S&P Faces Inquiry Over Mortgage Security Ratings
The Justice Department is investigating whether Standard & Poor's improperly boosted ratings on mortgage securities that later turned out to be toxic, helping trigger the worst financial crisis in decades.
NPR has confirmed the investigation, first reported Wednesday by The New York Times. The Wall Street Journal earlier reported a separate probe of the agency by the Securities and Exchange Commission.
A source familiar with the probe told NPR on Thursday that the Department of Justice has an open civil investigation of S&P that began before the credit rating agency's controversial decision earlier this month to downgrade U.S. sovereign debt. The source could not say whether the two other major ratings agencies — Moody's and Fitch — were under similar scrutiny.
Contacted Thursday by NPR, a spokesman for Fitch Ratings said it was unaware of any government investigations directed at the firm.
Moody's repeated a statement that it periodically receives and responds to requests from oversight and governmental authorities in connection with ongoing inquiries.
Representatives of the Justice Department and the SEC declined to confirm any investigations.
Ed Sweeney, a spokesman for S&P, told NPR that S&P "has received several requests from different government agencies over the last few years regarding U.S. mortgage-related securities. We have cooperated and will continue to cooperate with their requests."
He said the agency bars analysts from "participating in fee negotiations" and does not allow "personnel who are involved in commercial activities to [be] on a rating committee."
S&P, Moody's and Fitch have reaped profits from securities firms whose mortgage bonds they rated, but the agencies have always maintained that their analysts act independently from business concerns. In the wake of the financial crisis, that claim could face renewed scrutiny if the government uncovers evidence that managers leaned on analysts to burnish the ratings.
The Justice Department would have to prove S&P did more than just give a bad opinion, NPR's Tamara Keith told Melissa Block on All Things Considered.
"Ratings agencies have sort of a protected status. Their ratings are opinions, and opinions are protected by the First Amendment," she said. "[The Justice Department would] have to prove that the statements were misleading or there were omissions and that S&P knew that it was doing that."
If the department proves its case, "it certainly would be a significant indictment of Standard & Poor's and their methods. Ratings matter in as much as the reputation of the rating agencies are sound," Jeffrey Manns, a professor of law at George Washington University, said.
The Justice Department investigation began before S&P cut the United States' AAA credit rating earlier this month, the first-ever downgrade on U.S. debt. Some government officials have since questioned the agency's secretive process, its credibility and the competence of its analysts, claiming to have found an error in its debt calculations.

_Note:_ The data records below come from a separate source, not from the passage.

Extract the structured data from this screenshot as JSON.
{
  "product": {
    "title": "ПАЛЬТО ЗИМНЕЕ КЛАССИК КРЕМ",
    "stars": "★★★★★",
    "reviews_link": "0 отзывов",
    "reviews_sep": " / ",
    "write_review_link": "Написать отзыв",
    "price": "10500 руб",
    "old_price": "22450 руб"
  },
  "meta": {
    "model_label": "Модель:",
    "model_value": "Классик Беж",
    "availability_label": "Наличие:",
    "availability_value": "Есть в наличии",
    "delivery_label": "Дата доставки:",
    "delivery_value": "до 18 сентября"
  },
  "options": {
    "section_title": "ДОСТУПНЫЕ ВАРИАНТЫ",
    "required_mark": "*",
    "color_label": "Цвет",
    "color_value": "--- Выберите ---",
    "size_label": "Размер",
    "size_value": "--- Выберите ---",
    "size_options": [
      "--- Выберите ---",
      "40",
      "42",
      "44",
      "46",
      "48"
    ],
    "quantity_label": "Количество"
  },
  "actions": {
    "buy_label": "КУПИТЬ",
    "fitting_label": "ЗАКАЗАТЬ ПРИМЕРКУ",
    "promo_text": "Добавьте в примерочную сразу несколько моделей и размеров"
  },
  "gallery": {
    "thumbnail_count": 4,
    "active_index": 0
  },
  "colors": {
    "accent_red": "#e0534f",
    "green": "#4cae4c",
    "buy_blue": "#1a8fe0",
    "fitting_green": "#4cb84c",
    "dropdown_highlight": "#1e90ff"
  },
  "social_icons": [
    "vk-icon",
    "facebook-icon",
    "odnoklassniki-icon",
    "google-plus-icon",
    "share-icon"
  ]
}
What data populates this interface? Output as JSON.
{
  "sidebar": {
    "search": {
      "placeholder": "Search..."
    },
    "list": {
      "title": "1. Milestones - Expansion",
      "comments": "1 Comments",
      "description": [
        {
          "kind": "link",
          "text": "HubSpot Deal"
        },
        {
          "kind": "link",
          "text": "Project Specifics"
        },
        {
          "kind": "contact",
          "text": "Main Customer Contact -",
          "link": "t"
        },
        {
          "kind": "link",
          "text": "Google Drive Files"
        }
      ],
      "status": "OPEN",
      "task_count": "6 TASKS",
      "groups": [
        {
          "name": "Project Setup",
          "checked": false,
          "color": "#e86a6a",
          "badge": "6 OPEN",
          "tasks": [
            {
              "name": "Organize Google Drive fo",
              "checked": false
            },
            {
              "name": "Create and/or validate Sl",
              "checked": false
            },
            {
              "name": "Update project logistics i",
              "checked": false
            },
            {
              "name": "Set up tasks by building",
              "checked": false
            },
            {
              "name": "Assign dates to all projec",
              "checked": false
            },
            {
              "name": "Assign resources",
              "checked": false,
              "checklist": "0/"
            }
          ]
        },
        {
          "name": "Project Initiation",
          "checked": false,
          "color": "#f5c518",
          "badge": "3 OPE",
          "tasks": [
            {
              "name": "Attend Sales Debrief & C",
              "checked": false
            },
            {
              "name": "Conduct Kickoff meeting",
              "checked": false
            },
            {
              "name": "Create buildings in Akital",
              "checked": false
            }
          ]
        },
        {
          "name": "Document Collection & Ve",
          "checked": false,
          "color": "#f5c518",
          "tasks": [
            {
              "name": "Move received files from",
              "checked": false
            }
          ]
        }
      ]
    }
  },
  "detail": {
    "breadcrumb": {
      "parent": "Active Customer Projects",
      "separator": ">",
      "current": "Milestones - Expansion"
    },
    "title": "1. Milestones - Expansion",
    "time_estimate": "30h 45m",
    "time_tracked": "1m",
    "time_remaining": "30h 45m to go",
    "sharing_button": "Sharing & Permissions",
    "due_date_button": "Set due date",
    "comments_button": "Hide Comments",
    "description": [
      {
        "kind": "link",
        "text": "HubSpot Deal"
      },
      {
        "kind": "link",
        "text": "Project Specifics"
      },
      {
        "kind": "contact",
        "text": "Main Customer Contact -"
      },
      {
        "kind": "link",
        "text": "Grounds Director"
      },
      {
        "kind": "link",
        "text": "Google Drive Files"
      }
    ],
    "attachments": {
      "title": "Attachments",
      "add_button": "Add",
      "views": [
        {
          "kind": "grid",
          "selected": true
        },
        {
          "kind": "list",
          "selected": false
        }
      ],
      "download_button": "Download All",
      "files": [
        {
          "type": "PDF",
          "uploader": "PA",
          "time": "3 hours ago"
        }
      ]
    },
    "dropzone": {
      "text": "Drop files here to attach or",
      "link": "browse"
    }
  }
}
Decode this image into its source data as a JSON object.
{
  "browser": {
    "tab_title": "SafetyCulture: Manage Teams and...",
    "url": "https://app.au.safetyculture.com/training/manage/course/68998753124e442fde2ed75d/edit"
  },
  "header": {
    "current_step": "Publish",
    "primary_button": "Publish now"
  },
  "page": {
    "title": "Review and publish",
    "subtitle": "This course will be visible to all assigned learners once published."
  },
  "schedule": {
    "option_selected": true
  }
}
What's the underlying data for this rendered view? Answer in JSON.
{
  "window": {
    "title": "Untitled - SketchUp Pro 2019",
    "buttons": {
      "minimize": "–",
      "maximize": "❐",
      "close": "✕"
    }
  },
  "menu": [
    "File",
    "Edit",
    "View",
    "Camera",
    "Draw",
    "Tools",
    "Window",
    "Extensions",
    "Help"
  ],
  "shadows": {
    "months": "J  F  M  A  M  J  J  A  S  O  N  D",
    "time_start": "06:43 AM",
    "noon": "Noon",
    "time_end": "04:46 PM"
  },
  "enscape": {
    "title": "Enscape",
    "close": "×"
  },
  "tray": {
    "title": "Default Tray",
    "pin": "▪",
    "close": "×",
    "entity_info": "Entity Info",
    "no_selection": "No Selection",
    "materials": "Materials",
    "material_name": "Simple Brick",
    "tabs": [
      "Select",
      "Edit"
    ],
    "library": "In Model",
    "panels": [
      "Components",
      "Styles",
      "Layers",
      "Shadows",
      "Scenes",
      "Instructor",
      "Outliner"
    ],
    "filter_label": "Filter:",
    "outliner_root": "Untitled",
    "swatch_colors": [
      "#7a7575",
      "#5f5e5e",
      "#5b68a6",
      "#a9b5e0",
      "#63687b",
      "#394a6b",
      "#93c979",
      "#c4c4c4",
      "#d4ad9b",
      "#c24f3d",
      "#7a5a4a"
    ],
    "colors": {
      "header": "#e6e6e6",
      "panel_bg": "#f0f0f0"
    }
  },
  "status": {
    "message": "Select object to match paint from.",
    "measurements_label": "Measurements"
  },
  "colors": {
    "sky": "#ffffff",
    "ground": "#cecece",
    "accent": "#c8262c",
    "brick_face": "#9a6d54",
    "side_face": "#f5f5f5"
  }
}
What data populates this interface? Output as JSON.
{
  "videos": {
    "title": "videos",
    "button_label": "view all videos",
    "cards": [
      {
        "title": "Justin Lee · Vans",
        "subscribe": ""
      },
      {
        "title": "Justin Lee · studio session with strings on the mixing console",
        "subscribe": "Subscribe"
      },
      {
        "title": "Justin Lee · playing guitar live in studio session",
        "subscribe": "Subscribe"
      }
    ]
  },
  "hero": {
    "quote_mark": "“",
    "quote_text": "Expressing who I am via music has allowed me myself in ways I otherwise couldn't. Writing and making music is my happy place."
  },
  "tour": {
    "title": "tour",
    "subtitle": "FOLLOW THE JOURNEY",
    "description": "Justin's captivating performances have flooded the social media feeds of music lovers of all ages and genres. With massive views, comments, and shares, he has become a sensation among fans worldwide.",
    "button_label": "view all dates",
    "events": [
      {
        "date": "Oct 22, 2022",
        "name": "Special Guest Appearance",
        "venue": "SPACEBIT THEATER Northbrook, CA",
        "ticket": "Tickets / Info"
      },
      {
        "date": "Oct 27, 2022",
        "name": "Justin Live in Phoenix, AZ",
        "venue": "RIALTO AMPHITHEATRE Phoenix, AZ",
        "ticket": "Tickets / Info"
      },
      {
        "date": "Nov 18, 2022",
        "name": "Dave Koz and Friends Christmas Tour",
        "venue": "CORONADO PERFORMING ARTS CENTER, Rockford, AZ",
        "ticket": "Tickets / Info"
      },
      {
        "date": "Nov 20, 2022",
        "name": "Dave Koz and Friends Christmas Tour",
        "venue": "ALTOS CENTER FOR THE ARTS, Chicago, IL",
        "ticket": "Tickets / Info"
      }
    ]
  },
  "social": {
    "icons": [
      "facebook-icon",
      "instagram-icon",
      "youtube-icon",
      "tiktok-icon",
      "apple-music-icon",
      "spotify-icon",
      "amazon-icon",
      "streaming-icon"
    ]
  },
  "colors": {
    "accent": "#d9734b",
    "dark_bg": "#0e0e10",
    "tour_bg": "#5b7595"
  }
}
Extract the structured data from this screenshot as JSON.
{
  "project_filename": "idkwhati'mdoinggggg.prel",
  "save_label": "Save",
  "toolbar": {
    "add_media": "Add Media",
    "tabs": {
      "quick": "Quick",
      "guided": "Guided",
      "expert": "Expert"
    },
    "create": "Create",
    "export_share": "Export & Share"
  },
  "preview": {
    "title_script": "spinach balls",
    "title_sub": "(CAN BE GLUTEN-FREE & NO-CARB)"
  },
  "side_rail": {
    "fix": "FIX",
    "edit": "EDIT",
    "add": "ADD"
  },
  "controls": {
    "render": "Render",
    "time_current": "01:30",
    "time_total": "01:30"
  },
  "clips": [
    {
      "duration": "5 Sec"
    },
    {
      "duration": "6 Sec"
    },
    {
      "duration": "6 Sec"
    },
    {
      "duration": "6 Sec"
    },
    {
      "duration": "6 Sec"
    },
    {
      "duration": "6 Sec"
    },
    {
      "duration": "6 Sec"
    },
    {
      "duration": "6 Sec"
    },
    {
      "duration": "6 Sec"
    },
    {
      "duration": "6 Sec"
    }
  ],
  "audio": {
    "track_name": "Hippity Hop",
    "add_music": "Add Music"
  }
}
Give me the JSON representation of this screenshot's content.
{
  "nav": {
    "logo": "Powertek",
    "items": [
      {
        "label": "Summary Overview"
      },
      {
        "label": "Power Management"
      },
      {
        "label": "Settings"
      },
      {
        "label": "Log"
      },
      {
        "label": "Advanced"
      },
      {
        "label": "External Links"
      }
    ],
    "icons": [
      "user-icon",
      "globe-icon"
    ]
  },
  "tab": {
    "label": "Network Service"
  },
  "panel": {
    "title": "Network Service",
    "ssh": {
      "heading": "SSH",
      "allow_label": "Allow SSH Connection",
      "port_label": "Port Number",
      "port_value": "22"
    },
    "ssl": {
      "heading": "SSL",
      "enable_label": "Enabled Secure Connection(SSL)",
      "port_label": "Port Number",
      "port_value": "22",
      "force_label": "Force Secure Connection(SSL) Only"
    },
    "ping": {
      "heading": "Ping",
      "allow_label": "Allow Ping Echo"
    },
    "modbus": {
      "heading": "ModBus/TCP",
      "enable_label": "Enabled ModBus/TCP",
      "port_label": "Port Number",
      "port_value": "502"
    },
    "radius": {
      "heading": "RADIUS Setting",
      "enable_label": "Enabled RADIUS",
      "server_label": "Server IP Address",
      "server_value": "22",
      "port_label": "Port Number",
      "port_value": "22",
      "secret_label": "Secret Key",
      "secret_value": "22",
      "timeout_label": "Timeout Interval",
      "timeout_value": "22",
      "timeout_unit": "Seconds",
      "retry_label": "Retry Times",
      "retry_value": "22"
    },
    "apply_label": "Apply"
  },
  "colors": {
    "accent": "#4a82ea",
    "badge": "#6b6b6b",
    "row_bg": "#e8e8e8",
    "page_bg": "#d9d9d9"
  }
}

Manns, who is also an expert in credit ratings agencies, said the focus of the Justice Department investigation appears to be "on whether the business side at S&P overruled the analyst side on pushing back on potential downgrades in mortgage-backed securities."
"The allegations were made that banks went about and effectively shopped rating agencies to make sure that they could secure the highest possible rating to make sure that their debt would be sold at the best possible price," he said.
NPR's Scott Neuman, Tamara Keith and Carrie Johnson contributed to this report, which contains material from The Associated Press.